We know the challenge: You wish to fully automate your pipeline, but you haven’t considered what it would take to integrate relational database changes into your CI/CD process. Skipping this step is a recipe for disaster — but often, this part of the integration is overlooked, postponed, or perhaps even ignored. This may be due to the sheer enormity of the work required to integrate relational database changes into any automated process.
While there are several challenges to overcome in this process, we’ll focus on the following:
Let’s take a closer look at both:
There are tools available to deploy database changes as part of an automated process, or you can even develop your own. Whichever method you choose to integrate database changes into your automated process, the fundamental question remains: What do you do if the release needs to be rolled back?
Undoing database changes can be complex. If you added a new column to an existing table, removing that column is straightforward. But what if you removed an existing column? How do you get the data restored for the dropped column?
One way to do this is to restore a recent backup and recover the data by copying from the restored backup to the primary server. But this process involves time and probably extensive validation, and most likely is very manual in nature.
Or, how about modifying data for the new release? When the updates are straightforward — for example, the value “A” changed to the value “Z” — then the rollback is straightforward when “Z” is a new value.
But what happens when updating the value of “A” to “Z” when “Z” was previously available? Now, the only way back may be a path similar to what we said above — restoring a backup, then updating the database based on the backup — an arduous task requiring time, validation, and manual intervention.

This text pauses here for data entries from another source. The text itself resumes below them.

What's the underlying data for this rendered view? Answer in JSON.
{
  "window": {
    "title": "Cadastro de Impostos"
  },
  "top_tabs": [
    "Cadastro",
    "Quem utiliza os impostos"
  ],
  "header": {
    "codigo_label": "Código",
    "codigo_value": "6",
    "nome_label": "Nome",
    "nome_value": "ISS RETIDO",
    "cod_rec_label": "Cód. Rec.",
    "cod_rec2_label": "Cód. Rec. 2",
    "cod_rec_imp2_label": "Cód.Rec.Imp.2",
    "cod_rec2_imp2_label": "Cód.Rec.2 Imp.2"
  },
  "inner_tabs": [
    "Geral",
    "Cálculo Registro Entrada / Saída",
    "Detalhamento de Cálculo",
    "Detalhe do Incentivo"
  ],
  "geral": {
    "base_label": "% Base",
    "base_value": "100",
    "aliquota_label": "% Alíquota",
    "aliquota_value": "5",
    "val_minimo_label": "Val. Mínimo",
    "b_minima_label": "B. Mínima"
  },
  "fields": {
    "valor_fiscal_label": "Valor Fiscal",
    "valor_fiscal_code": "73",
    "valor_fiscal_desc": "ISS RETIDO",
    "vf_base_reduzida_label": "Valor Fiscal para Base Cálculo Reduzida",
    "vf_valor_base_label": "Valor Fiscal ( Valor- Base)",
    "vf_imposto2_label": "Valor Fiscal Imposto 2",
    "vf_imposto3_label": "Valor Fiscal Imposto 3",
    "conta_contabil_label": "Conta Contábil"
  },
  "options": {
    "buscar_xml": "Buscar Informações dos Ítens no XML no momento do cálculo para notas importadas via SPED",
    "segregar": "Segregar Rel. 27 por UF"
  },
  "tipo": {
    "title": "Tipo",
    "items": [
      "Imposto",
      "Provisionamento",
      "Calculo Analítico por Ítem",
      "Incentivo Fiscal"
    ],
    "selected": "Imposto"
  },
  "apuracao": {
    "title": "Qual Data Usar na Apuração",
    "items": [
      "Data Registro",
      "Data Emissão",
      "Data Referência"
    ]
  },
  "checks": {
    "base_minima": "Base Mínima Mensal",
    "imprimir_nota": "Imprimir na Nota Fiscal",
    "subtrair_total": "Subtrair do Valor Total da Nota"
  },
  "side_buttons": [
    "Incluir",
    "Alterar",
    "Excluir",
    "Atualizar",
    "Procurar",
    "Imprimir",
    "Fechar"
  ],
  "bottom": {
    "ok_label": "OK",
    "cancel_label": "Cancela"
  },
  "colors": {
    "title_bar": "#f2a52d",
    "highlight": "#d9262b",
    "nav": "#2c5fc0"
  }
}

So how can we make this task easier to accomplish? One potential solution to the above issues might be to avoid the removal of database columns until a release AFTER the code change that no longer utilizes the object is considered stable. This still requires planning so that the cleanup is not forgotten but, hopefully, once several releases have been completed, you do not need to roll them all back. The changed data issue might also be resolved by saving the modified data prior to the update in a “temporary” table that includes the primary key of the table and the data value prior to the update. Then the rollback is a straightforward update to recover, and the “temporary” table can be removed in a later release.
Unless you happen to have a single tool to deploy both your database changes and your application changes, you will need to find a way for the application deployment process to verify that the necessary database changes are in place. One potential solution would be to connect the application deployment process to the database, and verify that the appropriate changes are in place. While this would resolve the issue, it would also be cumbersome, and require a different validation check for every release.
A more straightforward and consistent solution would be to have the release process check a table in for a specific value that coincides with the application release. Implementing this type of check should be relatively simple, and would allow the same check for every release.
Integrating your relational database changes into a fully-automated CI/CD pipeline can be difficult, with both technical and procedural obstacles to overcome. We hope in presenting these examples above, and some potentially more efficient solutions, you will find that the payoff is a cleaner, faster, more efficient CI/CD pipeline.
If Blue Sentry can help you automate your CI/CD pipeline, give us a call.